Do you have a crisis communication plan? Crisis planning is essential for any company or organization – but especially for one providing products or services directly to consumers. With social media, small incidents can go viral, making company reputations one step away from shattering.
Sometimes it’s the response – or lack of response – to a real or perceived problem that causes the crisis. Any delay in responding, or even a tepid response, can add fuel to the fire. It’s important to show concern for those affected – whether they are employees, customers, or bystanders. (Think of what happened to Tony Hayward, former CEO of BP, after his initial response to the Gulf oil spill.)
Having a plan already in place makes damage control much easier. With the understanding that specifics will change with each type of crisis, here is a basic overview of the essential elements of a crisis communication plan:
1. Have a Crisis Communication Team. The team should include key people in the organization who can develop a plan of action and decide on the spokespersons in case of an event. Everyone on the team should have – and regularly update – a management roster with every type of contact information. The crisis team should meet on a regular basis to keep everyone in a state of readiness.
2. Identify Designated Spokespersons. The main spokesperson should always include the CEO or someone of equal authority, plus anyone in a management position in the area where the crisis occurred. All designated spokespersons should have media training with an emphasis on crisis communication. Sending someone in front of a bank of television cameras without this type of preparation can backfire – even with the best of intentions.
3. Establish a System of Communicating with Employees, Clients and Other Stakeholders. The system could include email alerts, an online social network platform for web-based crisis communication or even a special crisis web page.
4. Designate a Media Center. The site for media interviews should be some distance from the crisis communication office, which may be a hub of activity. Depending on the nature of the crisis, policies and procedures should be set for media access to people involved in the crisis.
5. Gather the Facts. As soon as possible, the team should gather all of the facts surrounding the crisis and issue a prepared statement to the media. They should also release new facts as they are confirmed.
6. Establish the Message and Key Talking Points and Prepare the Spokespersons. A crisis situation is stressful; this is not the time to “wing it” with the media. Before doing interviews, spokespersons should be rehearsed on the message, key talking points and questions that could be asked. There will always be information that cannot be rehearsed, but it is important to be as prepared as possible.
7. Monitor Media coverage.
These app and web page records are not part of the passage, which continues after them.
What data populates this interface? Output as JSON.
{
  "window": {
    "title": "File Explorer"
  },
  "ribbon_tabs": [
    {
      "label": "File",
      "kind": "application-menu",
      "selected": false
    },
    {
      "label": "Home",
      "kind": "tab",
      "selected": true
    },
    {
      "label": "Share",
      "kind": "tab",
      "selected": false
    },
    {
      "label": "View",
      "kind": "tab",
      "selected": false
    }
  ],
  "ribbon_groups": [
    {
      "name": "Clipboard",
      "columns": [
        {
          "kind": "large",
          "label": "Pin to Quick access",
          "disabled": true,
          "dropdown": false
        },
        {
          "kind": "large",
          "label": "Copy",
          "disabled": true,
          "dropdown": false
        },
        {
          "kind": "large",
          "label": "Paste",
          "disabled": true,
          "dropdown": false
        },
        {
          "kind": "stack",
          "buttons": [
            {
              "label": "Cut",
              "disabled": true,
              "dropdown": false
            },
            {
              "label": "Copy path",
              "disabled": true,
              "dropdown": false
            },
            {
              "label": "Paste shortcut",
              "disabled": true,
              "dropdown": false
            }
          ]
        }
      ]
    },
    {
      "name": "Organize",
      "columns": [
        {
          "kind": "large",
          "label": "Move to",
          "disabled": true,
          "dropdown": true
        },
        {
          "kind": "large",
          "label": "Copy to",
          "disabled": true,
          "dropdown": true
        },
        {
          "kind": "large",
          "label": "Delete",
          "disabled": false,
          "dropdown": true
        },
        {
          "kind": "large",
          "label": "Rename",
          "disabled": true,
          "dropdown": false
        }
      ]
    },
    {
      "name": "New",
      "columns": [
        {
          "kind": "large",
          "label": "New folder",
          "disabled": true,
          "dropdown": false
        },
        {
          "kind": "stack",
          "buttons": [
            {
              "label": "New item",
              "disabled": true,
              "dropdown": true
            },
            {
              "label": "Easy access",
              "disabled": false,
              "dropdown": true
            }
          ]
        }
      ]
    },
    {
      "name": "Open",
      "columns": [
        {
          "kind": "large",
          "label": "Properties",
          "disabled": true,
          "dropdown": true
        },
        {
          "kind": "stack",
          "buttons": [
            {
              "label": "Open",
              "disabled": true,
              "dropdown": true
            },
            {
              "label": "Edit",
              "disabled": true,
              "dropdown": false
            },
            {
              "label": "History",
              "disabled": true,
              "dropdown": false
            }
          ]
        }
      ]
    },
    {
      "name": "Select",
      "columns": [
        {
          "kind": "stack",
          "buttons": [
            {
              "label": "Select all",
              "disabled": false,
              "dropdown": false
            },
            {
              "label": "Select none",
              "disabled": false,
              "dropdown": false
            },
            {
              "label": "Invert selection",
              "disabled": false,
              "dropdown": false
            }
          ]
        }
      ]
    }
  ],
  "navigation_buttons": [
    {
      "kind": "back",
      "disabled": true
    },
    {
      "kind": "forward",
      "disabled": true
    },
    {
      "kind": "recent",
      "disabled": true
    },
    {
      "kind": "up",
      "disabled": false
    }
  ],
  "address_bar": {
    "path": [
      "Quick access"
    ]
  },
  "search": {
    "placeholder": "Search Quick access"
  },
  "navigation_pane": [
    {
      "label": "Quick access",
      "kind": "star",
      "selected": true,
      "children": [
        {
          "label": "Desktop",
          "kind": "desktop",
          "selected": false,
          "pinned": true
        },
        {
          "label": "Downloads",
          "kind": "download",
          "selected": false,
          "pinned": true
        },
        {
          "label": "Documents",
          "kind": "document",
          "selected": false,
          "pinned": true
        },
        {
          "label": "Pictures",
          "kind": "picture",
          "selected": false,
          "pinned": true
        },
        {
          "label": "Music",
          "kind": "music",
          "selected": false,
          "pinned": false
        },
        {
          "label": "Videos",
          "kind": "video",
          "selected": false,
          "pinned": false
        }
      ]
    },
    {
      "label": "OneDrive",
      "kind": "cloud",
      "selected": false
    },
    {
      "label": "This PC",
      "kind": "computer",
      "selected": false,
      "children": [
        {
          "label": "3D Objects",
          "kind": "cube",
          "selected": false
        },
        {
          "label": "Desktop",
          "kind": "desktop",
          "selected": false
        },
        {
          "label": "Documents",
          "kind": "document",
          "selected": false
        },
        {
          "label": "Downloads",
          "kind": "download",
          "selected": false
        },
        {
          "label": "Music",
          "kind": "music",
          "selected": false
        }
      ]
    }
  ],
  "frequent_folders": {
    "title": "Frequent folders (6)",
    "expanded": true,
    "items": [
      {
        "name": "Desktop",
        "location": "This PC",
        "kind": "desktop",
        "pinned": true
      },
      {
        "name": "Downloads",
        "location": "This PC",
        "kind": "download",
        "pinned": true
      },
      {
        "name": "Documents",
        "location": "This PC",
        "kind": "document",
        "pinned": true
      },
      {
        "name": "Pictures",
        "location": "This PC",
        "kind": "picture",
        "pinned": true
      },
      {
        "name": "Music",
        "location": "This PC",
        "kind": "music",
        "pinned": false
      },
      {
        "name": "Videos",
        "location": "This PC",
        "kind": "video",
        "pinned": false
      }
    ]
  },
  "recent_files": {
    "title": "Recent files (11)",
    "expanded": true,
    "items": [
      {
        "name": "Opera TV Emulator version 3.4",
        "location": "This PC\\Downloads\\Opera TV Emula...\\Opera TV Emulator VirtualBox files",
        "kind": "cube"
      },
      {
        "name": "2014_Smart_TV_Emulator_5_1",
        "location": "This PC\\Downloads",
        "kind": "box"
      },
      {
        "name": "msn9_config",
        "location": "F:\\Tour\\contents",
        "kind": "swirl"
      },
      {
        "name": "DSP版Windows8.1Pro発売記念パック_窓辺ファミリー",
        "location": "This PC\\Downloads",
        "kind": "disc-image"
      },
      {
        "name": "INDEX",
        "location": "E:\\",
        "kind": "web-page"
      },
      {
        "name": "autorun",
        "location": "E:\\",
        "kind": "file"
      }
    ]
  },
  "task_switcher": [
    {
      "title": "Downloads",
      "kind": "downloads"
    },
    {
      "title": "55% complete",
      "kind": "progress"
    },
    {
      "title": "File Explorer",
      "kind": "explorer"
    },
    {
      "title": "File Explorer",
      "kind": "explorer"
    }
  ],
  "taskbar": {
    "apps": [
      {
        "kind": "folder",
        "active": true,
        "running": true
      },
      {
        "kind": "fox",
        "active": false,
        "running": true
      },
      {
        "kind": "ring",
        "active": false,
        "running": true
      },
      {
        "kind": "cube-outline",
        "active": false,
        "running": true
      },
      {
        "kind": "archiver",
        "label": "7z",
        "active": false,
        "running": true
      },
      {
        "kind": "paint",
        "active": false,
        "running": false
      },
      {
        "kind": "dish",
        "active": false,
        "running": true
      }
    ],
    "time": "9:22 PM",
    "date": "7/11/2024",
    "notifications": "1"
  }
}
Consistently monitor both online and offline media coverage throughout the crisis to make sure your message is being communicated accurately. If not, you may have to adjust your strategy and messaging.Posted by Margot Dimond